Oil higher: After getting slammed the past few sessions, oil prices are up today on reports that both Saudi and Russian oil production declined in May. It appears the former made cuts to lift prices, while the latter was adversely affected by an industrial accident that tainted a large shipment of Russian oil.
European political turmoil: The head of the SDP in Germany has resigned due to her party’s poor showing in the latest European elections. The current German government is a grand coalition of the SDP/CDU-CSU; if the SDP exits the coalition, the government will fall and result in new elections with an uncertain outcome. Many SDP members believe that membership in the government is destroying their party and want to shift toward the opposition. However, the fear is that if the government falls then the centrist bloc may fail altogether. A reflection of this fear is shown in Denmark, which goes to the polls on Wednesday. The center-left Social Democrats are expected to do well by taking an anti-immigration stance. A truism of politics has been that one can have a large social welfare state or open borders, but not both. If a nation has both, resentment tends to build because taxpayers feel they are supporting foreigners. The Danish Social Democrats have decided they want a broad social safety net and are willing to take a hardline position against immigration.
Tech and regulation: Both Google (GOOGL, 1063.70, -42.80) and Amazon (AMZN, 1765.27, -9.80) are facing increased anti-trust scrutiny. To some extent, regulation is the greatest threat to both companies’ business models.
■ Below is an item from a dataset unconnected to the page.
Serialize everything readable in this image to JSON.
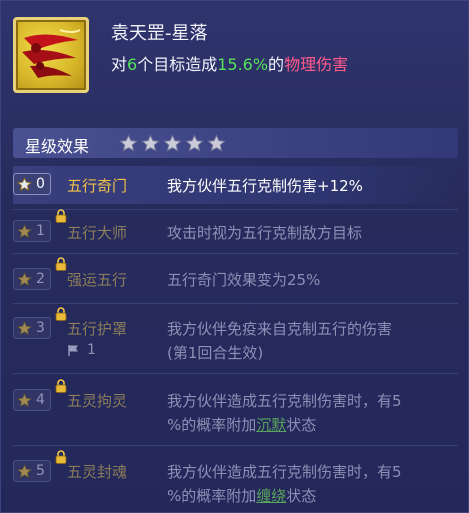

Not dead yet:Rumors that Kim Yong Chol had been demoted or executed over the failure of the Hanoi summit with the U.S. are apparently untrue.